Power pack

For hydrogen to prove itself as a versatile, practical and green fuel for vehicle and domestic use, scientists need to develop an affordable, compact and safe storage system.

One widely researched solid-storage method involves packing the hydrogen molecules into metal hydrides, with magnesium hydrides being a prime candidate. This gives a higher storage and energy density and is cheaper and safer than other methods, such as compressed gas or cryogenic liquid.

Hydrogen storage in metal hydrides occurs through a combination of physical and chemical absorption. Under the right conditions of high pressure and low temperature, the hydrogen binds itself into the nanostructure of the storage material. When heated under lower pressure, the process is reversed, with hydrogen released and the material returning to its original state.

The EPSRC has awarded the environmental sciences department at the University of East Anglia (UEA) a £208,000 grant to improve hydrogen storage in solid form using nanotechnology.

Dr Congxiao Shang, a lecturer in environmental sciences at the university, will be the principal investigator on the project, due to start in June. She has a PhD in hydrogen storage in magnesium hydride and has worked as a researcher for three and a half years on nanostructured hydrogen storage materials.



Need for the project

Explaining the need for the project, Shang said: ‘Theory states that magnesium hydrides can store 7.6 per cent by weight of hydrogen. In practice there are other limitations, meaning that in experimentation, only 6.7 per cent can be retrieved.

‘Our aim is to get towards the theoretical value by modification of the nanostructure of the metal hydrides.’

There are three main aspects to the research. The team will use novel synthesis methods to form a nanostructured magnesium hydride. They will then experiment with modifying the material, including mixing in catalysts and dopants (impurities that are added in small amounts to a pure substance to change its properties) to give better and faster sorption, desorption and increased capacity.

The third area of investigation is the possibility of removing impurities from hydrogen during its production.

‘The rapid sorption properties are important,’ said Shang, ‘as you don’t want to have to charge your car with hydrogen for two or three hours.

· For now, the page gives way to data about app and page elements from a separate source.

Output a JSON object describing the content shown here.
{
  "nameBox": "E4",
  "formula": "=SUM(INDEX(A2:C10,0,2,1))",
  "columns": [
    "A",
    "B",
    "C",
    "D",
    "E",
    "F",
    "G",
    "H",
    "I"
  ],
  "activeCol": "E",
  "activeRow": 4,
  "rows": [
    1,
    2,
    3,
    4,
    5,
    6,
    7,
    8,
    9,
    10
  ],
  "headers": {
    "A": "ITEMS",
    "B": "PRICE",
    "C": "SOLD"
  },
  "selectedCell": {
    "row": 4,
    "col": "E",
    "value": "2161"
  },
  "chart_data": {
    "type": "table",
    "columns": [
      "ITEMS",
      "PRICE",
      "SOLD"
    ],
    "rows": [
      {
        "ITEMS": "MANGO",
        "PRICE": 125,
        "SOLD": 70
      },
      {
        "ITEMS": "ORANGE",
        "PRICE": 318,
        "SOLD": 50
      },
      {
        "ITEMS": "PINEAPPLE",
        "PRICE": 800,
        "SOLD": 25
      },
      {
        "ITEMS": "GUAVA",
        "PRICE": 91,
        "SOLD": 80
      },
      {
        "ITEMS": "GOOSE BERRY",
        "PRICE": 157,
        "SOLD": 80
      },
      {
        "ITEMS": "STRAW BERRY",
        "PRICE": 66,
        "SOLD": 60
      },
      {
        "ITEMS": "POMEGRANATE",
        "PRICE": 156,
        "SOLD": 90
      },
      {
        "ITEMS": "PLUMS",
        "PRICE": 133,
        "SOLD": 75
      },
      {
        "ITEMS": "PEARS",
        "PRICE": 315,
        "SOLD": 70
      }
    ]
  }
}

Two or three minutes would be more acceptable.’

The project will employ a cryogenic milling procedure and a vortex-driven high-energy pulverisation process to make smaller, ultra-clean and high-surface-area nanostructures.

‘We will add doping agents and catalysts during the mechanical milling of the metal hydride to maximise the results, then work out the optimum composition of materials in the mix,’ said Shang.

Applying a catalytic coating not only makes full use of the catalysis function but also effectively stops powder growth, stabilising the hydrogen storage structure for improved cyclability. One catalyst the researchers will investigate is transitional metal carbides. The catalytic effect of them on hydrogen sorption has not been considered in the past, though it has been proven in other processes.

A doping agent can have a catalytic effect. ‘An example dopant for this project could be other metal hydrides, which have complementary properties to magnesium hydride and could optimise the hydrogen storage,’ said Shang.

The team will also investigate the tolerance of magnesium to impurities in hydrogen and the viability of using it as a down-stream storage and purification medium for an industrial hydrogen generation process.

‘Currently, one of the methods of hydrogen production is to reform fossil fuel,’ said Shang. ‘It is usually polluted with gases such as CO2 and CO. People normally use expensive membranes to purify the outlet gas. If metal hydrides can tolerate impurities, the system could be used for low-cost purification of the outlet stream.’



Collaboration

Three collaborative organisations will work alongside Shang on the project. The materials department at Queen Mary, University of London will provide facilities for the production of the nano-milled storage material.

Environmental sciences company Dynamic Environmental Solutions (DES) Enterprises UK is investigating the extraction of hydrogen from waste feedstock. The final result of the project could combine storage and purification with the extraction process. Technology transfer company Angle Technology will bring the resulting product to market.

Before work starts, Shang will recruit other scientists to form the research team.